Underworld also springs to mind because of its counter-chronological progression: just as its last part (before the present-day Epilogue) is set in the Bronx of Nick Shay’s adolescence, Eric Packer’s final destination is the Hell’s Kitchen neighbourhood where his father grew up, “in loud close company, in railroad flats, and happy as anywhere” (159). Both characters are in search of a missing father. As a child Packer used to go to the movies with his widowed mother: doesn’t this remind you of the touching scene in Underworld in which a very small Matt Shay goes to Loew’s Theatre, looking for his father’s ghost?
Also this. Vija Kinski, Packer’s chief of theory, comes out with a commentary reminiscent of Underworld’s closing and of Sister Edgar’s death: “People will not die. Isn’t this the creed of the new culture? People will be absorbed in streams of information” (104).
DeLillo’s treatment of the subject is, as always (one of the reasons why I love his work), above all stylistic. For the occasion he sheds the jazz phrasings of Underworld and adopts a hard, economical style. Over the years, his prose has been criticised as ice-cold. Readers who agree will have to acknowledge that in this particular case such prose is the best of tools. Although I’ve never read their work, my bet is that old man Don has outplayed McInerney and Easton Ellis at their own game.
In a novel full of dialogues, there's constant attention to the lexicon of various fields. Finance and technology are obviously related and prominent, but there's more: Torval's (Eric's head of security) coded language is exhilarating. And technical vocabulary overlaps with slang: "Men talked business in tattoo raps, in formally metered chant accompanied by the clang of flatware" (69).

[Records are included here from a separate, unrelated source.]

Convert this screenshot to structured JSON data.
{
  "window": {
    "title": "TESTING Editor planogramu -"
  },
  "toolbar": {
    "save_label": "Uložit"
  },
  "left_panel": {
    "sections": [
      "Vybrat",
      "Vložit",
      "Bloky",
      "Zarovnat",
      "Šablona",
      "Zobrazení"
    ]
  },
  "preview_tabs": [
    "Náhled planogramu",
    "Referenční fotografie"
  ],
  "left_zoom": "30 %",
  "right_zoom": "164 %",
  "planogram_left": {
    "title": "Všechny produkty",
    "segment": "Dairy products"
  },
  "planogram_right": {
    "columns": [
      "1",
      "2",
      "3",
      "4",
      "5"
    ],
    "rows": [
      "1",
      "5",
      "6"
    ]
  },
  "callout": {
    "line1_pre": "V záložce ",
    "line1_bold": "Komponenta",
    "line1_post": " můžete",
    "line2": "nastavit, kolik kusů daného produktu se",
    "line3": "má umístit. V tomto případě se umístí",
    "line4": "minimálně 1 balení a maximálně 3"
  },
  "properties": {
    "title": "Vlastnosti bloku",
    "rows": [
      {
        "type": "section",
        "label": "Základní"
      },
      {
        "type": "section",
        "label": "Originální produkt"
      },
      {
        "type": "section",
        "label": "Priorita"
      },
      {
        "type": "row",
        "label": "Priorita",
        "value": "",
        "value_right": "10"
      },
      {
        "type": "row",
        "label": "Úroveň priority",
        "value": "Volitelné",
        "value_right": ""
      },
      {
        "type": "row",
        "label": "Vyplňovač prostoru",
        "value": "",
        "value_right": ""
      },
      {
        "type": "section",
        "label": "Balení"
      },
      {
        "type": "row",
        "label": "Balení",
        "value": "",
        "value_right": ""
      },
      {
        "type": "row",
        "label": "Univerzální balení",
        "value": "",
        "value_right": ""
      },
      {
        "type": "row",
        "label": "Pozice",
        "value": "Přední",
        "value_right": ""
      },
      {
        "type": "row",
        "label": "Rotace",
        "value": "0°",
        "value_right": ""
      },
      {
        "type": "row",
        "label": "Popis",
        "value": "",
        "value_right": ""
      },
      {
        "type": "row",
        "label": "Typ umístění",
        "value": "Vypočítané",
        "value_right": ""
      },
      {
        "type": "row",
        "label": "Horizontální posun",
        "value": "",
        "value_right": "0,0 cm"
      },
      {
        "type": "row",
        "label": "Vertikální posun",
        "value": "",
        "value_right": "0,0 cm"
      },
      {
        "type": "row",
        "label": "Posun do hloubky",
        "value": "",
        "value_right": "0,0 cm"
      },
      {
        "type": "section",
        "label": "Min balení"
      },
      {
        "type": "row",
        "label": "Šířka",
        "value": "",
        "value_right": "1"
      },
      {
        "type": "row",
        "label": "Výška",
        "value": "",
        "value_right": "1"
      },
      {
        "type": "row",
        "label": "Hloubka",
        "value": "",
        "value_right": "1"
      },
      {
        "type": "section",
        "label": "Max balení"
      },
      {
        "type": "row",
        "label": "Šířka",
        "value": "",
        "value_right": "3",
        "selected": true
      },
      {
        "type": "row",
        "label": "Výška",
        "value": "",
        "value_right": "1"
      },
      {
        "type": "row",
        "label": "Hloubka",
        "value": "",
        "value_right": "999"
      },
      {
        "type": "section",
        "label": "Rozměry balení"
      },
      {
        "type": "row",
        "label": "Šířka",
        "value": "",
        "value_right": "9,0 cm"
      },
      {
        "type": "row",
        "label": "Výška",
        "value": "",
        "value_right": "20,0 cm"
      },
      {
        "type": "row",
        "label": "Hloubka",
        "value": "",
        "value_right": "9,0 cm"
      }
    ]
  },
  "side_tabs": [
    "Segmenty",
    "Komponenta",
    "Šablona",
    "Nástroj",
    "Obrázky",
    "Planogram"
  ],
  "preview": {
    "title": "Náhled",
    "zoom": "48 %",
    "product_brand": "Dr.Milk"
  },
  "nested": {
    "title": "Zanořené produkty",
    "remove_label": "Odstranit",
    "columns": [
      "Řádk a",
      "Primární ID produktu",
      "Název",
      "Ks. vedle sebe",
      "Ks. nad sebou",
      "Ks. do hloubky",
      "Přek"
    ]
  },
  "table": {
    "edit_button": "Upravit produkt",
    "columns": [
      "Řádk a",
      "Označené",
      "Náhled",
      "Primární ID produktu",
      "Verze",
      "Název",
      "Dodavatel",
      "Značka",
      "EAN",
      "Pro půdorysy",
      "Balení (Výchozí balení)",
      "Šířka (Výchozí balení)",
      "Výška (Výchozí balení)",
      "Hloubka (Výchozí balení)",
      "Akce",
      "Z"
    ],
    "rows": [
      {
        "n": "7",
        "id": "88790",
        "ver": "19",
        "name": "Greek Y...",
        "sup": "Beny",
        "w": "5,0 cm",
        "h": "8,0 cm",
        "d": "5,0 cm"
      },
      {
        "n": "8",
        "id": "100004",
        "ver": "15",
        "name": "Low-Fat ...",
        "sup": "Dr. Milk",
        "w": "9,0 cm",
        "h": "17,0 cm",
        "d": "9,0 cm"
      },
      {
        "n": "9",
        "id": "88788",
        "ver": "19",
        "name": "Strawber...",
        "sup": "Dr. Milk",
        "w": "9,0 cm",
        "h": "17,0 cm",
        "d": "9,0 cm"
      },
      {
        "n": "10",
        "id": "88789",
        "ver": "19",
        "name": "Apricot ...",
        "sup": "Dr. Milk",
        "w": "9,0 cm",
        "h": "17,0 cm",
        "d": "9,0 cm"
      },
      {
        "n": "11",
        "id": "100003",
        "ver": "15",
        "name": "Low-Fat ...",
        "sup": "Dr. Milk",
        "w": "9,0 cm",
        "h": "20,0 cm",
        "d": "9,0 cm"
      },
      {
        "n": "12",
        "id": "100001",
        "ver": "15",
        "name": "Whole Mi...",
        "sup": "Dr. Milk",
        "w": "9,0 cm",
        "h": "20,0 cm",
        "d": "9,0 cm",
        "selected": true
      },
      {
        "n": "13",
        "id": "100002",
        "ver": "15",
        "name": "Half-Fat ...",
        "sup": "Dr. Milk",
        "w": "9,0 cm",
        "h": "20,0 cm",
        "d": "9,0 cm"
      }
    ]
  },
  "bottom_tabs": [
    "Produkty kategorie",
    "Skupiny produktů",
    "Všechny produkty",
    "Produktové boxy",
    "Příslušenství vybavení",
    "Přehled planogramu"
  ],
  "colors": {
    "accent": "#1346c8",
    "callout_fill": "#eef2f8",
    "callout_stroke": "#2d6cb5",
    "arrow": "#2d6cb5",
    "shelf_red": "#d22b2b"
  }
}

Which brings us to the prominence of music in the novel, particularly hip hop: the sound of NY, and a genre most focused on the spoken word. And it's not just the music itself: Cosmopolis is made up of the same elements that create hip hop, the metropolis, the streets & car horns, the tar & concrete, the skyscrapers & brownstones, the loud, crowded, impossible contact of Jewish diamond cutters and Somali restaurants.
Cosmopolis is dedicated to Paul Auster, who dedicated Leviathan (1992) to DeLillo, a book which in turn bore many similarities to Mao II (1991). Despite the decade elapsed meanwhile, Cosmopolis was perhaps DeLillo’s first chance to reciprocate the favour. Moreover, Cosmopolis is a NY or rather a Manhattan novel, like so many by Auster.
Cosmopolis the film
DeLillo. Cronenberg. Yes.
The film stars Robert “screaming girls” Pattinson as Eric Packer, and the gorgeous Sarah Gadon as Elise Shifrin. The actress has just played Emma Jung in Cronenberg’s most recent A Dangerous Method, besides sporadic appearances in the TV series Murdoch Mysteries (which I guess no one knows about, except for me). The high profile will hopefully give Don’s work a nice boost. I can’t wait to see how Cronenberg rendered some of the crowd scenes in the novel: the anarchist protest, the rave, the funeral, especially the movie shooting (how will that feel, inside the movie?); but I’m curious about the private moments as well: André Petrescu is just one example. The trip cross midtown would in itself be worth watching. I’m more and more convinced this novel will make a great film. I can’t see the point of those who argue otherwise. Clocking in at a round 200 pages, the novel is compact and action-filled, packed with brilliant dialogues and funny characters.